Transport for London (TfL) last week ordered 20 of these green buses – which produce no pollution from their exhausts – as part of its drive to make London’s transport zero-emission. It follows the introduction of the world’s first Ultra Low Emission Zone last month.
TfL is investing £12m in the new buses and the fuelling infrastructure. Wrightbus in Northern Ireland will manufacture them, creating new jobs in the region. More than £5 million of funding is being provided by European bodies and £1 million from the Office of Low Emission Vehicles.
The European funding is provided by the Fuel Cells and Hydrogen Joint Undertaking (FCH JU), and the Innovation and Networks Executive Agency (INEA), an executive agency of the European Commission.
To encourage the take-up of this trailblazing technology in other cities in the UK and Europe, TfL is leading procurement within the ‘Joint Initiative for hydrogen Vehicles across Europe’ (JIVE) project. JIVE aims to bring down the cost of the vehicles by buying in bulk with other authorities – helping put the price per bus on a par with the other cleanest fuels.
Greening transport in the capital will require using a range of clean power sources. Hydrogen buses can store more energy on board than equivalent buses, meaning they can be deployed on longer routes. They only need to be refuelled once a day for five minutes, making them much quicker to power up when compared with conventional battery-electric buses.
Dr Penny Woods, Chief Executive of the British Lung Foundation, said: “London’s air is toxic, and it needs to change. We know air pollution is a threat to all our health, and children, the elderly and those with existing lung and heart problems are most at risk, so it’s good to see the Mayor of London tackling the issue head on. This move to cleaner public transport, alongside the introduction of the ULEZ, shows London’s leading the way in the fight to clean up the air we breathe and we look forward to seeing even more ambitious action from TfL.”
The bus network is central to Londoners breathing cleaner air. Buses are essential in reducing dependence on cars and are an efficient and affordable way of moving people round the capital’s roads.
In the paper Demystifying Air Pollution in London – full report (prepared by London Councils), road transport is identified as the main sources of NOx and PM10 in London, accounting for 50% and 53% of emissions respectively. The authors say it is “It is right therefore to have an emphasis on transport as a source of pollution in London”.

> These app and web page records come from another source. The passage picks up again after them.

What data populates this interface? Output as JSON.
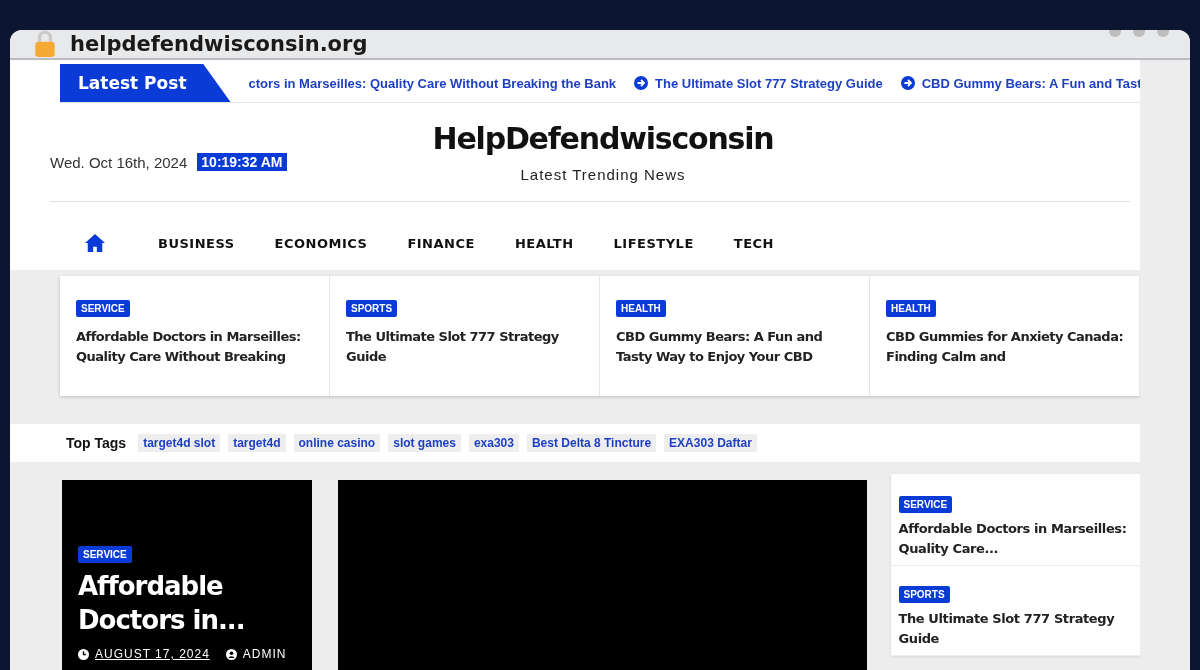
{
  "browser": {
    "url": "helpdefendwisconsin.org"
  },
  "ticker": {
    "label": "Latest Post",
    "items": [
      {
        "text": "ctors in Marseilles: Quality Care Without Breaking the Bank",
        "arrow_icon": false
      },
      {
        "text": "The Ultimate Slot 777 Strategy Guide",
        "arrow_icon": true
      },
      {
        "text": "CBD Gummy Bears: A Fun and Tast",
        "arrow_icon": true
      }
    ]
  },
  "header": {
    "date": "Wed. Oct 16th, 2024",
    "time": "10:19:32 AM",
    "site_title": "HelpDefendwisconsin",
    "tagline": "Latest Trending News"
  },
  "nav": {
    "items": [
      "BUSINESS",
      "ECONOMICS",
      "FINANCE",
      "HEALTH",
      "LIFESTYLE",
      "TECH"
    ]
  },
  "featured": [
    {
      "category": "SERVICE",
      "title": "Affordable Doctors in Marseilles: Quality Care Without Breaking"
    },
    {
      "category": "SPORTS",
      "title": "The Ultimate Slot 777 Strategy Guide"
    },
    {
      "category": "HEALTH",
      "title": "CBD Gummy Bears: A Fun and Tasty Way to Enjoy Your CBD"
    },
    {
      "category": "HEALTH",
      "title": "CBD Gummies for Anxiety Canada: Finding Calm and"
    }
  ],
  "tags": {
    "label": "Top Tags",
    "items": [
      "target4d slot",
      "target4d",
      "online casino",
      "slot games",
      "exa303",
      "Best Delta 8 Tincture",
      "EXA303 Daftar"
    ]
  },
  "hero": {
    "category": "SERVICE",
    "title": "Affordable Doctors in...",
    "date": "AUGUST 17, 2024",
    "author": "ADMIN"
  },
  "sidebar": [
    {
      "category": "SERVICE",
      "title": "Affordable Doctors in Marseilles: Quality Care..."
    },
    {
      "category": "SPORTS",
      "title": "The Ultimate Slot 777 Strategy Guide"
    }
  ]
}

The report cites research that shows around 75 per cent of particulate matter pollution in Greater London is estimated to come from outside the city. The problem of air pollution is therefore part of a national issue. The expanded use of natural gas, particularly renewable natural gas, and hydrogen as fuels for transportation have the potential to make a major positive impact on the well-being of Londoners, on their city and far beyond.
According to NGVA Europe‘s website, “Natural gas is an immediately available alternative to oil, with lower GHG emissions than any other hydrocarbon fuel and emitting virtually none of the pollutants (particulate matter and nitrogen oxides or NOx) that increasingly contaminate the air in areas with dense traffic. Vehicles fuelled by natural gas are quieter compared to Diesel and offer a lower total cost of ownership compared to conventional fuels. The technology used in natural gas vehicles is mature and safe.”